__Exercise details__. The material below must be retyped in full, with every line kept exactly as it is.

__Extracted material__.
========================================================================

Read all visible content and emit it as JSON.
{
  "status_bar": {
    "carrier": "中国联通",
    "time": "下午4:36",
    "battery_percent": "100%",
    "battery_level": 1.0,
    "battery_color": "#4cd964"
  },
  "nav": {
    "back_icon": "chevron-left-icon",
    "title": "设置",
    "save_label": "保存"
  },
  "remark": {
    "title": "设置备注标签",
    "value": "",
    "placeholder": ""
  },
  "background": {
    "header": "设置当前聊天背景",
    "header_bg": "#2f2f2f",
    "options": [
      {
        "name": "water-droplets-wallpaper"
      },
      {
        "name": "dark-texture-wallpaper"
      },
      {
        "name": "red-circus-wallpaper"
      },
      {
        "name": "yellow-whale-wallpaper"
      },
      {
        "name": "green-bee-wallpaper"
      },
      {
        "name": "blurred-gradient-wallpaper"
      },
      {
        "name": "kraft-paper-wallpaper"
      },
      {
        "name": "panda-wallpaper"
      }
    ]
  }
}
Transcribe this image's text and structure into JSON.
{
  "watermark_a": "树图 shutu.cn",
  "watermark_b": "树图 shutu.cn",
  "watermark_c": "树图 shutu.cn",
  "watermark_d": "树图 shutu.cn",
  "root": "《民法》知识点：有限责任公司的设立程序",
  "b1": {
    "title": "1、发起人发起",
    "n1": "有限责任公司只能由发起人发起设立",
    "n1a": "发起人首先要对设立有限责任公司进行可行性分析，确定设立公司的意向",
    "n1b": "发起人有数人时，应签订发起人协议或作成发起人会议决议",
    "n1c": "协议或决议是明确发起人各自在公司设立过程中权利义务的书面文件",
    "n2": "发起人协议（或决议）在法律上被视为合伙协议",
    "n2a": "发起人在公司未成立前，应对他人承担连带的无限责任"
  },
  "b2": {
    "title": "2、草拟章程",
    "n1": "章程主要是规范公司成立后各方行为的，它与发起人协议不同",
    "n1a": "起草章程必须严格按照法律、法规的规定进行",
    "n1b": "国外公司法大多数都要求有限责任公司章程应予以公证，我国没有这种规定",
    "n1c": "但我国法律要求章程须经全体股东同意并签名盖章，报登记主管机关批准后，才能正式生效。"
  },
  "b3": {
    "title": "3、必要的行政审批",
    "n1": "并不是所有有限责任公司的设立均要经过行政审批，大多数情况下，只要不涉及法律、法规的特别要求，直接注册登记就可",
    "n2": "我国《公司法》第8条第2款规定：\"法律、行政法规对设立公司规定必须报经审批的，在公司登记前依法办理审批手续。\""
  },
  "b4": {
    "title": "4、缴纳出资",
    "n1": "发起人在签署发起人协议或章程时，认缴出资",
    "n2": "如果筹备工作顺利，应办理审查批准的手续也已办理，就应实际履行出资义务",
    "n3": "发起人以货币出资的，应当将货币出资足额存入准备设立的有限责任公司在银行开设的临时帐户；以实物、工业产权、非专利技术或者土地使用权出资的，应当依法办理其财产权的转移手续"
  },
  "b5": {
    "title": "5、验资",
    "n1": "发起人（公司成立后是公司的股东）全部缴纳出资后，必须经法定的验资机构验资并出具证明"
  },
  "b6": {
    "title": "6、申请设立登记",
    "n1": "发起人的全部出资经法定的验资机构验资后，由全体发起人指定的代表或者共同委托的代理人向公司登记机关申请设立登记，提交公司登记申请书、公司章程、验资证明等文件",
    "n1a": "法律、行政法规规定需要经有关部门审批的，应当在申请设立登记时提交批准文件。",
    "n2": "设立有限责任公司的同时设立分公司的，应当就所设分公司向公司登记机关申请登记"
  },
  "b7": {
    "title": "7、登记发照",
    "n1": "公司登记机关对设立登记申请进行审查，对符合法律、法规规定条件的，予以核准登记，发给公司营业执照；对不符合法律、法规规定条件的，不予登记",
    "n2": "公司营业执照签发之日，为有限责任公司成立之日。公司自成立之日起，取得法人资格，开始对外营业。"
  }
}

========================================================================

__Result for this exercise__.
Read all visible content and emit it as JSON.
{
  "status_bar": {
    "carrier": "中国联通",
    "time": "下午4:36",
    "battery_percent": "100%",
    "battery_level": 1.0,
    "battery_color": "#4cd964"
  },
  "nav": {
    "back_icon": "chevron-left-icon",
    "title": "设置",
    "save_label": "保存"
  },
  "remark": {
    "title": "设置备注标签",
    "value": "",
    "placeholder": ""
  },
  "background": {
    "header": "设置当前聊天背景",
    "header_bg": "#2f2f2f",
    "options": [
      {
        "name": "water-droplets-wallpaper"
      },
      {
        "name": "dark-texture-wallpaper"
      },
      {
        "name": "red-circus-wallpaper"
      },
      {
        "name": "yellow-whale-wallpaper"
      },
      {
        "name": "green-bee-wallpaper"
      },
      {
        "name": "blurred-gradient-wallpaper"
      },
      {
        "name": "kraft-paper-wallpaper"
      },
      {
        "name": "panda-wallpaper"
      }
    ]
  }
}
Transcribe this image's text and structure into JSON.
{
  "watermark_a": "树图 shutu.cn",
  "watermark_b": "树图 shutu.cn",
  "watermark_c": "树图 shutu.cn",
  "watermark_d": "树图 shutu.cn",
  "root": "《民法》知识点：有限责任公司的设立程序",
  "b1": {
    "title": "1、发起人发起",
    "n1": "有限责任公司只能由发起人发起设立",
    "n1a": "发起人首先要对设立有限责任公司进行可行性分析，确定设立公司的意向",
    "n1b": "发起人有数人时，应签订发起人协议或作成发起人会议决议",
    "n1c": "协议或决议是明确发起人各自在公司设立过程中权利义务的书面文件",
    "n2": "发起人协议（或决议）在法律上被视为合伙协议",
    "n2a": "发起人在公司未成立前，应对他人承担连带的无限责任"
  },
  "b2": {
    "title": "2、草拟章程",
    "n1": "章程主要是规范公司成立后各方行为的，它与发起人协议不同",
    "n1a": "起草章程必须严格按照法律、法规的规定进行",
    "n1b": "国外公司法大多数都要求有限责任公司章程应予以公证，我国没有这种规定",
    "n1c": "但我国法律要求章程须经全体股东同意并签名盖章，报登记主管机关批准后，才能正式生效。"
  },
  "b3": {
    "title": "3、必要的行政审批",
    "n1": "并不是所有有限责任公司的设立均要经过行政审批，大多数情况下，只要不涉及法律、法规的特别要求，直接注册登记就可",
    "n2": "我国《公司法》第8条第2款规定：\"法律、行政法规对设立公司规定必须报经审批的，在公司登记前依法办理审批手续。\""
  },
  "b4": {
    "title": "4、缴纳出资",
    "n1": "发起人在签署发起人协议或章程时，认缴出资",
    "n2": "如果筹备工作顺利，应办理审查批准的手续也已办理，就应实际履行出资义务",
    "n3": "发起人以货币出资的，应当将货币出资足额存入准备设立的有限责任公司在银行开设的临时帐户；以实物、工业产权、非专利技术或者土地使用权出资的，应当依法办理其财产权的转移手续"
  },
  "b5": {
    "title": "5、验资",
    "n1": "发起人（公司成立后是公司的股东）全部缴纳出资后，必须经法定的验资机构验资并出具证明"
  },
  "b6": {
    "title": "6、申请设立登记",
    "n1": "发起人的全部出资经法定的验资机构验资后，由全体发起人指定的代表或者共同委托的代理人向公司登记机关申请设立登记，提交公司登记申请书、公司章程、验资证明等文件",
    "n1a": "法律、行政法规规定需要经有关部门审批的，应当在申请设立登记时提交批准文件。",
    "n2": "设立有限责任公司的同时设立分公司的，应当就所设分公司向公司登记机关申请登记"
  },
  "b7": {
    "title": "7、登记发照",
    "n1": "公司登记机关对设立登记申请进行审查，对符合法律、法规规定条件的，予以核准登记，发给公司营业执照；对不符合法律、法规规定条件的，不予登记",
    "n2": "公司营业执照签发之日，为有限责任公司成立之日。公司自成立之日起，取得法人资格，开始对外营业。"
  }
}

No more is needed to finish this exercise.